By Josh Wright | @joshuawright098
Sub-edited by Jasmine Wing
In January, the US talk show “InfoWars” was removed on Roku, whilst his own Instagram account was taken down early May. In April, British far-right activist Stephen Yaxley-Lennon, aka Tommy Robinson, was banned from the social media app Snapchat.
Both Jones and Robinson claim their voices are being silenced by a ‘left-wing bias’ in the media. However, it’s not the whole story.
Before the 2016 US mid-terms, Facebook purged 810 pages and accounts, including “Right Wing News”, which had 3.1 million follows, but it had also closed left-wing groups and pages such as “Reverb Press”, with 816,000 follows, alongside “The Resistance”, “Snowflakes” and others. Facebook used the excuse of deleting spam and bot accounts, but many of these sites, had been amassing followers for years prior.

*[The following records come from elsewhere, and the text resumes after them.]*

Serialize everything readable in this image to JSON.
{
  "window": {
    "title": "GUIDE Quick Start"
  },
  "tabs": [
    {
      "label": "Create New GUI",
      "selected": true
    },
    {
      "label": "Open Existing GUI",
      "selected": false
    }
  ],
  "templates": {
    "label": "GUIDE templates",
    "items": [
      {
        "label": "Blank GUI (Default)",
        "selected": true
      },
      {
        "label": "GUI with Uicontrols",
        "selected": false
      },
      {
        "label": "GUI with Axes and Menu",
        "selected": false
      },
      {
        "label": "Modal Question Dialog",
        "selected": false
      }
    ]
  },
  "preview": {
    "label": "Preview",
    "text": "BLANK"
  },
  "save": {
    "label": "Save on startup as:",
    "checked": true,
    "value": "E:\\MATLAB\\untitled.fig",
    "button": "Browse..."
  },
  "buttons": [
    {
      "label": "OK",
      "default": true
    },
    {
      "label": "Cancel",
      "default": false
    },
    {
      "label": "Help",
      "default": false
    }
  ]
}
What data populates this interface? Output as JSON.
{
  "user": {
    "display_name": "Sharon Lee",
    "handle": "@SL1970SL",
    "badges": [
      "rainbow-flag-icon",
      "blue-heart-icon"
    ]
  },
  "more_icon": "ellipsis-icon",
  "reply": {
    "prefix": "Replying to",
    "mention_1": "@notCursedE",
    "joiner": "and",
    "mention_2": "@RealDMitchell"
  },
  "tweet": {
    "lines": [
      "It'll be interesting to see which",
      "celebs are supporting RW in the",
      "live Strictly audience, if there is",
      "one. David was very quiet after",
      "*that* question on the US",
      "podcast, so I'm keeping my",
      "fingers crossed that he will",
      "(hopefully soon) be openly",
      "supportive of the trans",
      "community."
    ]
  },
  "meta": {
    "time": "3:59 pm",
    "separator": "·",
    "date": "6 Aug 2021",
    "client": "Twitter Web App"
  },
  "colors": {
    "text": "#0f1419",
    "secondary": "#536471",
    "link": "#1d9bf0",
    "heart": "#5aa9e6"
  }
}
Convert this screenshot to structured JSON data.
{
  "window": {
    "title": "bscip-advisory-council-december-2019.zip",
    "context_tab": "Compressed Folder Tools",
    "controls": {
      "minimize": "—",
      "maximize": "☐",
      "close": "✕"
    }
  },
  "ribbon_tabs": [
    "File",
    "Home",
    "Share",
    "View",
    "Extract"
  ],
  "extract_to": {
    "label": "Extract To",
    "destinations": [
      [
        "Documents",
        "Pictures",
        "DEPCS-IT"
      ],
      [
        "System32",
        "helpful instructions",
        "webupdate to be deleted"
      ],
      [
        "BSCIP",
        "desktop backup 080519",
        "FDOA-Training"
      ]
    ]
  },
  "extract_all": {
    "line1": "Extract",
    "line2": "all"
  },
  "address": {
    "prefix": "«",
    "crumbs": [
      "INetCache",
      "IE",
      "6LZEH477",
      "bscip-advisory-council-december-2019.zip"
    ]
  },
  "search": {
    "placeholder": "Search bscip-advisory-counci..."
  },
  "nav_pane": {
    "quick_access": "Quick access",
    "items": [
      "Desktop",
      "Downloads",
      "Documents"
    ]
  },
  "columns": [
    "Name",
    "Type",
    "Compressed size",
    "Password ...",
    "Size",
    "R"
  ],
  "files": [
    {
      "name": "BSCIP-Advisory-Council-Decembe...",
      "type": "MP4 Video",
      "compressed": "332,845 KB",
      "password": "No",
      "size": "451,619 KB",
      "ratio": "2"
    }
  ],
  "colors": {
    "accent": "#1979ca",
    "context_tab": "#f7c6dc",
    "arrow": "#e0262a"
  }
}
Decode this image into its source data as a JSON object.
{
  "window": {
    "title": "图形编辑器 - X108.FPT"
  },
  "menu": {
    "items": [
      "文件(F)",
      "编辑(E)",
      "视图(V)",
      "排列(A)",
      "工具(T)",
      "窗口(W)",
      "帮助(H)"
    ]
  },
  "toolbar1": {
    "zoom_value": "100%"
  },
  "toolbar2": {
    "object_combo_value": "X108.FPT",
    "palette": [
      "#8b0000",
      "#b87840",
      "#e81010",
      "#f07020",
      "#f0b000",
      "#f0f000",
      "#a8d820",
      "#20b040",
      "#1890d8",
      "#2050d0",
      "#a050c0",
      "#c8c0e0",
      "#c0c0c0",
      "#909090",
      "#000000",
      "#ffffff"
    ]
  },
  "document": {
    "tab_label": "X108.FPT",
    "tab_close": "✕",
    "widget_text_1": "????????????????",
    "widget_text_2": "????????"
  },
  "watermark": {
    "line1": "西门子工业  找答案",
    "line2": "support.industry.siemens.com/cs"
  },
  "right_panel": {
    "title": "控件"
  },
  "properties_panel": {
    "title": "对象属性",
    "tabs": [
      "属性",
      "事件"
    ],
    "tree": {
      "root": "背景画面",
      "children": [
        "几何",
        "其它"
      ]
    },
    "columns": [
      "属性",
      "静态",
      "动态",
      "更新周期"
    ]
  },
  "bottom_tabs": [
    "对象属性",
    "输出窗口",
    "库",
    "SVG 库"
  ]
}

Both Jones and Yaxley-Lennon employ underdog paranoia to expand and cement their opinions and their audience. Cutting their platforms only encourage their conspiratorial beliefs, so even if they are unwilling to submit to calm and civil debates, shutting down their platform outright is wrong. In the words of US left-wing comedian Jimmy Dore (who also claims to be a victim of censorship, due to the demonetisation of dozens of his YouTube videos):
“The antidote to bad speech isn’t censorship, the antidote to bad speech is MORE SPEECH not LESS. If you don’t like what Alex Jones has to say, then set up a Facebook page to [be] Called “Debunking Alex Jones”. Censorship always backfires and has myriad unintended consequences.”
Instead, we as a society should employ equally emotive, but also factual and rational arguments, to curtail potential audiences. Like anyone with radical or extreme opinions, pushing a vulnerable individual away now, will lead them into bigger, more dangerous activities later. Reach out, because open hearts lead to open minds.